September 1, 2016; U.S. News & World Report

With just a few months left to make their mark on early childhood education policy, the Obama administration announced new rules on Head Start this week that require a comprehensive overhaul to the program. The final rule by the Administration for Children & Families in the Department of Health & Human Services (HHS) outlines extensive evidence-based reforms to the Head Start program.

“[HHS] is unveiling some of the most significant improvements we’ve ever made to Head Start,” said Health and Human Services Secretary Sylvia Burwell, who herself attended the early childhood education program as a child in West Virginia. “The new standards strengthen educational practices and are based on the best research about how children learn and develop.”

The rule is based on information from the HHS Secretary’s Advisory Committee Final Report on Head Start Research and Evaluation. The changes also coincide with recent evidence from longitudinal studies and other research that contradicts studies that found no long-term effects. New studies have found lasting effects not only for Head Start students, but also for their parents and eventually their children.

There were many changes included in the ruling—you can read all 161 pages of the final rule here—but two stand out as particularly important for nonprofits. The first is an overhaul of the grantee process with the hope of reducing duplicative reporting, regulations, and standards that programs face. This is certainly welcome news for nonprofits that operate Head Start centers. Blanca Enriquez, director of the Office of Head Start, said, “The new standards for the program will reduce the current 1,400 Head Start standards by approximately 30 percent, eliminating many prescriptive and duplicative requirements while improving services to children and families in Head Start.”

The second big change is the move to phase in full-day programs that run the entire school year. This is a significant change that requires a substantial boost in funding to avoid the loss of teaching jobs and slots for children. (As a baseline, excluding federal administrative costs, in FY 2014 Head Start spent about $8.5 billion to serve 927,000 children.) Nonprofits will need to closely watch how the allocations process unfolds over the next few years to support this significant increase in operational costs.

While the emphasis in all this has been placed on changes in the educational element of the program, that’s not all there is to Head Start. As a War on Poverty program, its original charge was to empower families, directed in large part by parents. This, of course, requires some latitude. In Harris County, Texas, Department of Education Head Start Senior Director Venetia L. Peacock comments, “The new standards appear to be focused on reducing bureaucracy and streamlining efficiency, both of which are critical to the effective delivery of Head Start services.”

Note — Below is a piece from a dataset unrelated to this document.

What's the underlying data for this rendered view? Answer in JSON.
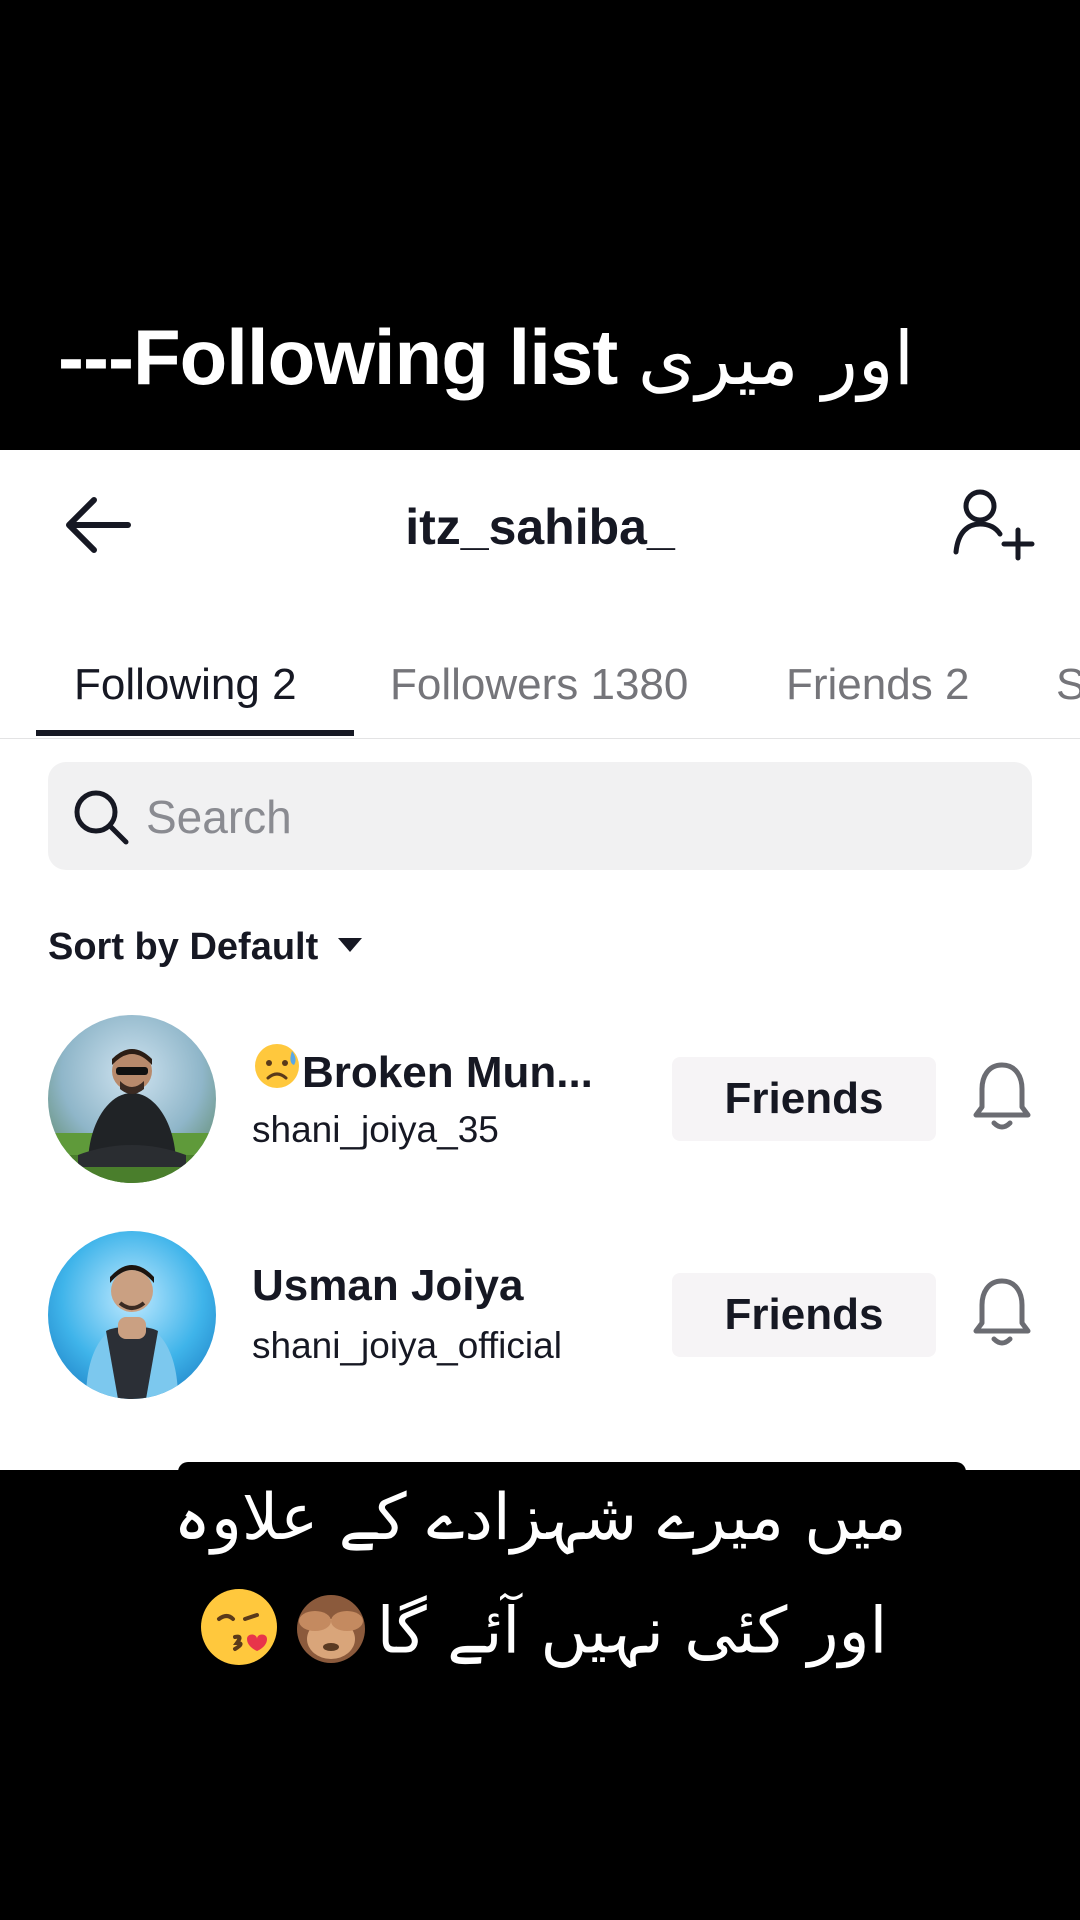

But, she adds, “At HCDE Head Start, we are particularly pleased that parent and family engagement and local flexibility remain priorities, which will allow us to continue addressing the unique needs of the diverse communities we serve.”

NPQ would love to hear from Head Start leaders and advocates on the new regulations.—Lauren Miltenberger